The Reform movement — America’s most liberal and activist denomination, as well as its most populous — has come under pressure from both the right and left as it has waded into the Iraq issue. In 2005, Jewish anti-war activists, led by the Philadelphia-based Shalom Center, criticized the URJ’s silence on the war and launched a campaign urging the organization to adopt an anti-war stance at its biennial conference in Houston. Despite some last-minute Republican opposition to a proposed anti-war resolution, the Reform rank and file approved the measure, which called for a reduction of troops in Iraq and for the adoption of a “clear exit strategy” for the war.
Since the new, stepped-up anti-war resolution was released to congregations across the country in mid-February, the URJ has received dozens of phone calls and e-mails from members both for and against the measure, Reform officials said.
According to URJ spokeswoman Emily Grotta, the URJ had received about 110 e-mails, split evenly for and against withdrawal, before the RJC launched its campaign last week. Grotta said her office received a flurry of opposition calls March 1, when the RJC first sent out its action alert, but few calls since.
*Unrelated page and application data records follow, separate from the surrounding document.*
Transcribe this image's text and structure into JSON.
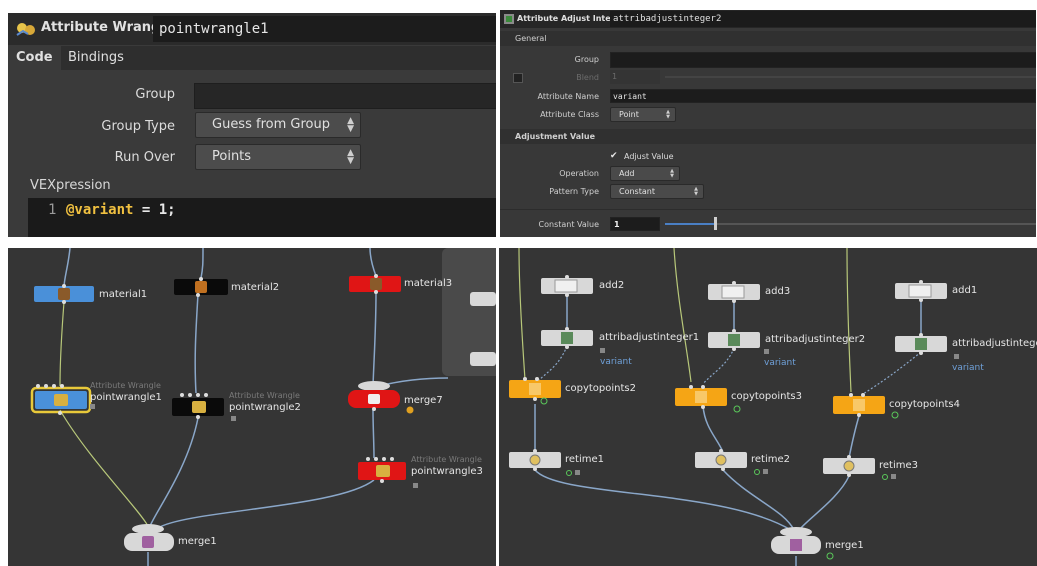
{
  "wrangle_panel": {
    "node_type": "Attribute Wrangle",
    "node_name": "pointwrangle1",
    "tabs": [
      "Code",
      "Bindings"
    ],
    "group_label": "Group",
    "group_value": "",
    "group_type_label": "Group Type",
    "group_type_value": "Guess from Group",
    "run_over_label": "Run Over",
    "run_over_value": "Points",
    "vex_label": "VEXpression",
    "code_line_number": "1",
    "code_var": "@variant",
    "code_rest": " = 1;"
  },
  "adjust_panel": {
    "node_type": "Attribute Adjust Integer",
    "node_name": "attribadjustinteger2",
    "section_general": "General",
    "group_label": "Group",
    "blend_label": "Blend",
    "blend_value": "1",
    "attribute_name_label": "Attribute Name",
    "attribute_name_value": "variant",
    "attribute_class_label": "Attribute Class",
    "attribute_class_value": "Point",
    "section_adjust": "Adjustment Value",
    "adjust_value_checkbox": "Adjust Value",
    "operation_label": "Operation",
    "operation_value": "Add",
    "pattern_type_label": "Pattern Type",
    "pattern_type_value": "Constant",
    "constant_value_label": "Constant Value",
    "constant_value": "1"
  },
  "network_left": {
    "nodes": {
      "material1": "material1",
      "material2": "material2",
      "material3": "material3",
      "pointwrangle1": "pointwrangle1",
      "pointwrangle2": "pointwrangle2",
      "pointwrangle3": "pointwrangle3",
      "merge7": "merge7",
      "merge1": "merge1"
    },
    "type_label": "Attribute Wrangle"
  },
  "network_right": {
    "nodes": {
      "add2": "add2",
      "add3": "add3",
      "add1": "add1",
      "attribadjustinteger1": "attribadjustinteger1",
      "attribadjustinteger2": "attribadjustinteger2",
      "attribadjustinteger3": "attribadjustintege",
      "copytopoints2": "copytopoints2",
      "copytopoints3": "copytopoints3",
      "copytopoints4": "copytopoints4",
      "retime1": "retime1",
      "retime2": "retime2",
      "retime3": "retime3",
      "merge1": "merge1"
    },
    "variant_label": "variant"
  },
  "colors": {
    "material1": "#4a90d9",
    "material2": "#0a0a0a",
    "material3": "#e01515",
    "copytopoints": "#f5a515",
    "wrangle_selected": "#e8c93a",
    "wire_blue": "#8aa7c9",
    "wire_green": "#b8c87a"
  }
}
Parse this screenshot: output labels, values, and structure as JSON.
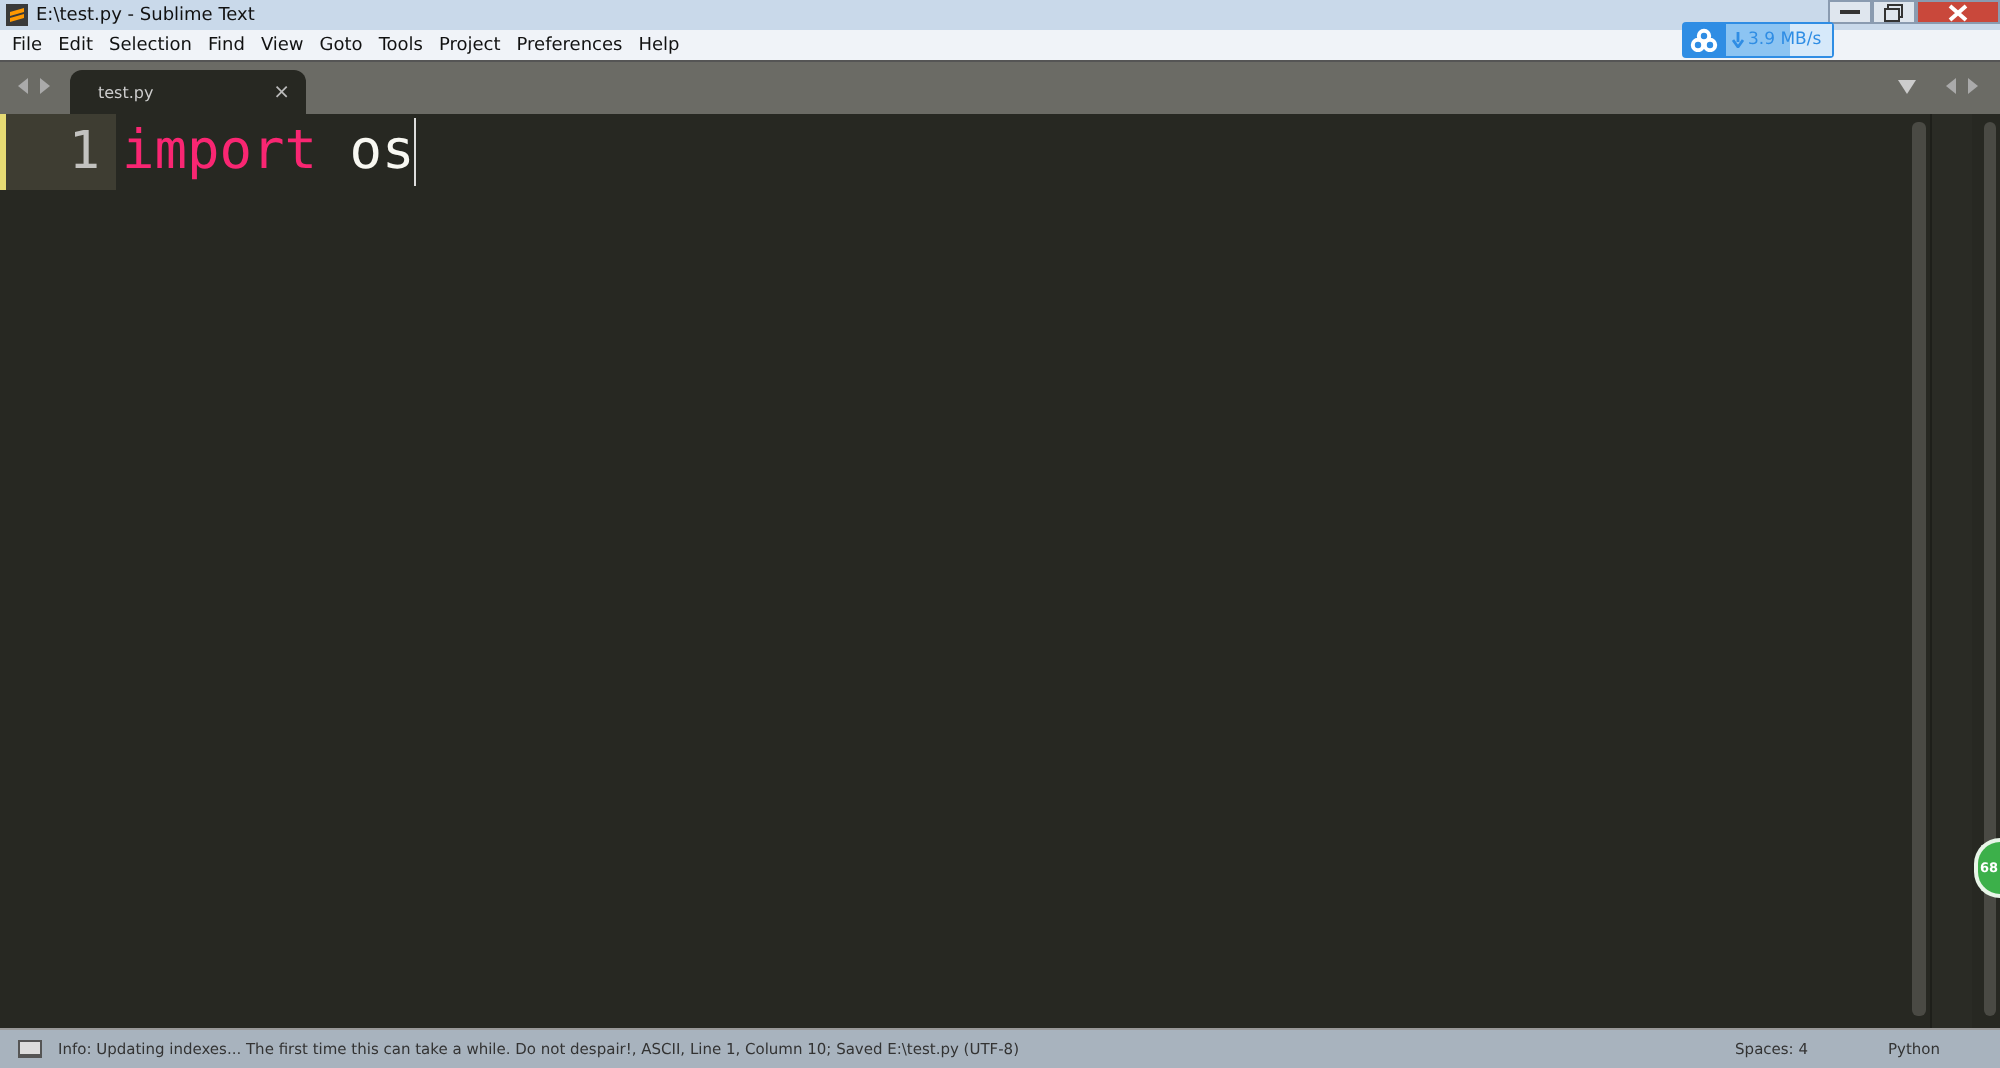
{
  "window": {
    "title": "E:\\test.py - Sublime Text"
  },
  "menu": [
    "File",
    "Edit",
    "Selection",
    "Find",
    "View",
    "Goto",
    "Tools",
    "Project",
    "Preferences",
    "Help"
  ],
  "speed_widget": {
    "reading": "3.9 MB/s",
    "level": 0.6
  },
  "tabs": [
    {
      "label": "test.py",
      "selected": true,
      "close": "×"
    }
  ],
  "editor": {
    "lines": [
      {
        "number": "1",
        "current": true,
        "tokens": [
          {
            "kind": "keyword",
            "text": "import"
          },
          {
            "kind": "plain",
            "text": " os"
          }
        ]
      }
    ]
  },
  "floating_badge": "68",
  "status_bar": {
    "message": "Info: Updating indexes... The first time this can take a while. Do not despair!, ASCII, Line 1, Column 10; Saved E:\\test.py (UTF-8)",
    "indentation": "Spaces: 4",
    "syntax": "Python"
  }
}
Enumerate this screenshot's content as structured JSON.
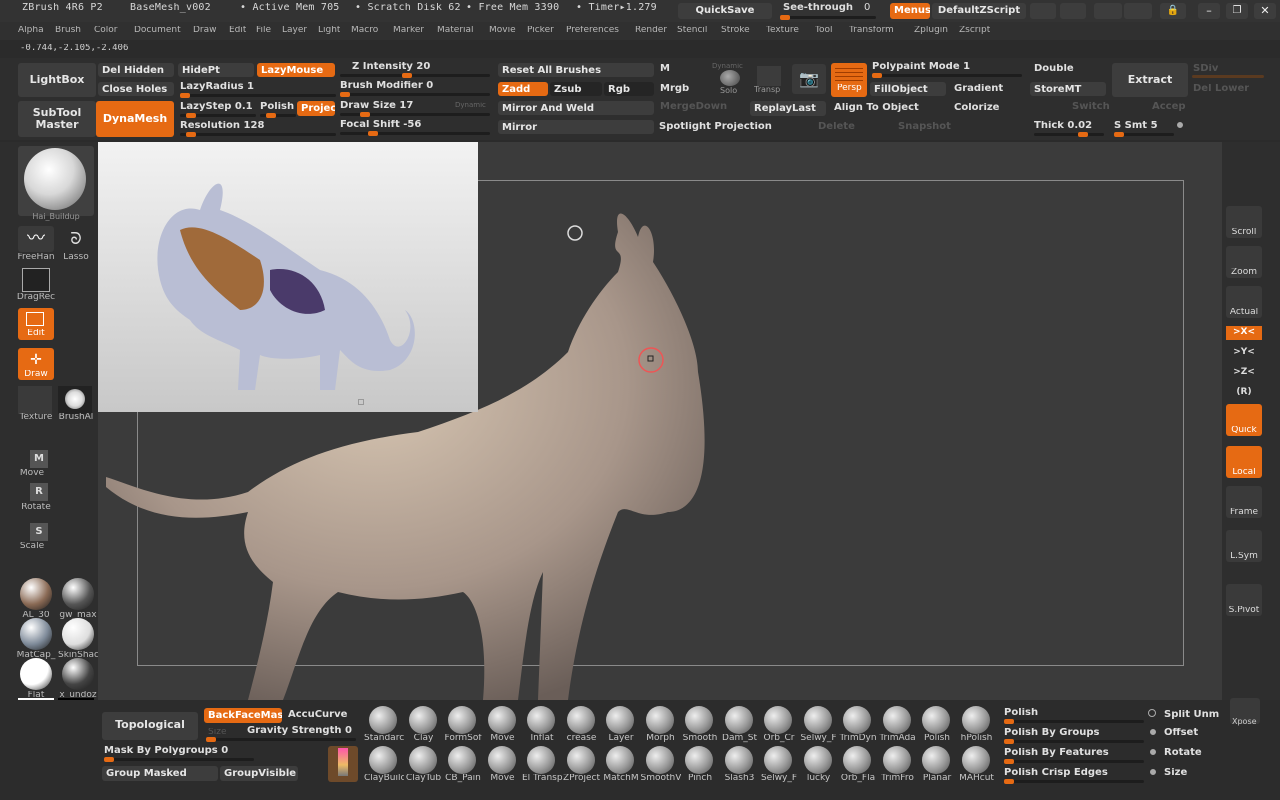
{
  "title_bar": {
    "app": "ZBrush 4R6 P2",
    "doc": "BaseMesh_v002",
    "active_mem": "• Active Mem 705",
    "scratch": "• Scratch Disk 62",
    "free_mem": "• Free Mem 3390",
    "timer": "• Timer▸1.279",
    "quicksave": "QuickSave",
    "see_through": "See-through",
    "see_through_val": "0",
    "menus": "Menus",
    "default_zscript": "DefaultZScript"
  },
  "menu_items": [
    "Alpha",
    "Brush",
    "Color",
    "Document",
    "Draw",
    "Edit",
    "File",
    "Layer",
    "Light",
    "Macro",
    "Marker",
    "Material",
    "Movie",
    "Picker",
    "Preferences",
    "Render",
    "Stencil",
    "Stroke",
    "Texture",
    "Tool",
    "Transform",
    "Zplugin",
    "Zscript"
  ],
  "coords": "-0.744,-2.105,-2.406",
  "toolbar": {
    "lightbox": "LightBox",
    "subtool_master": "SubTool Master",
    "del_hidden": "Del Hidden",
    "close_holes": "Close Holes",
    "dynamesh": "DynaMesh",
    "hidept": "HidePt",
    "lazymouse": "LazyMouse",
    "lazyradius": "LazyRadius 1",
    "lazystep": "LazyStep 0.1",
    "polish": "Polish",
    "project": "Projec",
    "resolution": "Resolution 128",
    "z_intensity": "Z Intensity 20",
    "brush_modifier": "Brush Modifier 0",
    "draw_size": "Draw Size 17",
    "dynamic": "Dynamic",
    "focal_shift": "Focal Shift -56",
    "reset_brushes": "Reset All Brushes",
    "zadd": "Zadd",
    "zsub": "Zsub",
    "rgb": "Rgb",
    "mirror_weld": "Mirror And Weld",
    "mirror": "Mirror",
    "m": "M",
    "mrgb": "Mrgb",
    "solo_dynamic": "Dynamic",
    "solo": "Solo",
    "transp": "Transp",
    "persp": "Persp",
    "mergedown": "MergeDown",
    "replaylast": "ReplayLast",
    "spotlight": "Spotlight Projection",
    "delete": "Delete",
    "snapshot": "Snapshot",
    "polypaint_mode": "Polypaint Mode 1",
    "fillobject": "FillObject",
    "gradient": "Gradient",
    "align_object": "Align To Object",
    "colorize": "Colorize",
    "double": "Double",
    "storemt": "StoreMT",
    "extract": "Extract",
    "switch": "Switch",
    "accept": "Accep",
    "thick": "Thick 0.02",
    "s_smt": "S Smt 5",
    "sdiv": "SDiv",
    "del_lower": "Del Lower"
  },
  "left_shelf": {
    "brush_name": "Hai_Buildup",
    "freehand": "FreeHan",
    "lasso": "Lasso",
    "dragrect": "DragRec",
    "edit": "Edit",
    "draw": "Draw",
    "texture": "Texture",
    "brush_alpha": "BrushAl",
    "move_m": "M",
    "move": "Move",
    "rotate_r": "R",
    "rotate": "Rotate",
    "scale_s": "S",
    "scale": "Scale",
    "materials": [
      {
        "name": "AL_30",
        "color": "#8a6a55"
      },
      {
        "name": "gw_max",
        "color": "#555"
      },
      {
        "name": "MatCap_",
        "color": "#7e8a99"
      },
      {
        "name": "SkinShac",
        "color": "#dedede"
      },
      {
        "name": "Flat",
        "color": "#ffffff"
      },
      {
        "name": "x_undoz",
        "color": "#444"
      }
    ]
  },
  "right_shelf": {
    "scroll": "Scroll",
    "zoom": "Zoom",
    "actual": "Actual",
    "x": ">X<",
    "y": ">Y<",
    "z": ">Z<",
    "r": "(R)",
    "quick": "Quick",
    "local": "Local",
    "frame": "Frame",
    "lsym": "L.Sym",
    "spivot": "S.Pivot",
    "xpose": "Xpose"
  },
  "bottom": {
    "topological": "Topological",
    "backfacemask": "BackFaceMas",
    "accucurve": "AccuCurve",
    "gravity": "Gravity Strength 0",
    "size": "Size",
    "mask_polygroups": "Mask By Polygroups 0",
    "group_masked": "Group Masked",
    "group_visible": "GroupVisible",
    "brushes_row1": [
      "Standarc",
      "Clay",
      "FormSof",
      "Move",
      "Inflat",
      "crease",
      "Layer",
      "Morph",
      "Smooth",
      "Dam_St",
      "Orb_Cr",
      "Selwy_F",
      "TrimDyn",
      "TrimAda",
      "Polish",
      "hPolish"
    ],
    "brushes_row2": [
      "ClayBuilc",
      "ClayTub",
      "CB_Pain",
      "Move",
      "El Transpo",
      "ZProject",
      "MatchM",
      "SmoothV",
      "Pinch",
      "Slash3",
      "Selwy_F",
      "lucky",
      "Orb_Fla",
      "TrimFro",
      "Planar",
      "MAHcut"
    ],
    "polish": "Polish",
    "polish_groups": "Polish By Groups",
    "polish_features": "Polish By Features",
    "polish_crisp": "Polish Crisp Edges",
    "split_unm": "Split Unm",
    "offset": "Offset",
    "rotate": "Rotate",
    "size_r": "Size"
  },
  "colors": {
    "accent": "#e66a13",
    "viewport": "#3b3b3b",
    "panel": "#2e2e2e"
  }
}
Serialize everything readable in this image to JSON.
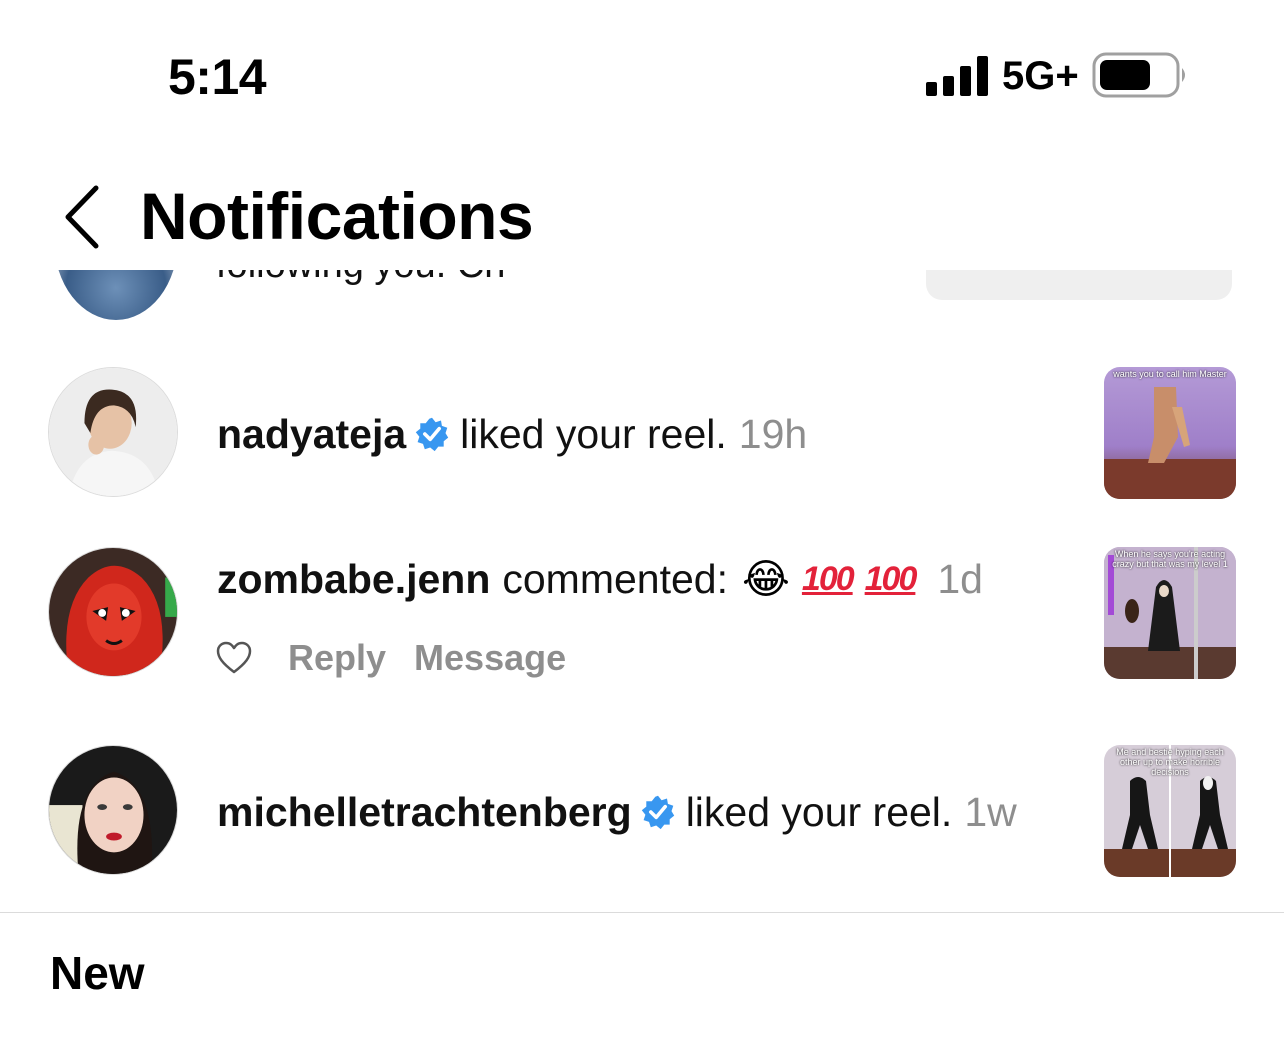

The RJC’s executive director, Matt Brooks, told the Forward that “close to a dozen” people are spearheading grass-roots opposition among Reform members, but none would speak with the Forward on the record. One vocal critic of the URJ’s proposed resolution is Newsweek columnist and Reform Rabbi Marc Gellman.
“My most profound moral dispute with the resolution is the fact that there is not a single word in it about what will happen to the people we leave behind,” Gellman told the Forward. “There should be some acknowledgement that our withdrawal from Iraq will produce a bloodbath and a power vacuum in which thousands, perhaps even millions, will be killed, or tortured or oppressed in a horrible way.”
Rabbi David Saperstein, director of the movement’s Religious Action Center, said he is concerned about the Iraqis and believes there “may be more chaos” if American forces remain.
Despite the uncertainties, Jewish groups — even those that may disagree with the URJ — have a responsibility to weigh the facts and speak out on the issue, Saperstein said.
“I think it is not enough to talk in moral abstracts,” Saperstein told the Forward. “Three-thousand years of the Jewish prophetic tradition have mandated that we apply those moral abstracts to the very real challenges that face our nation and humanity, and we make the best judgment that we can.”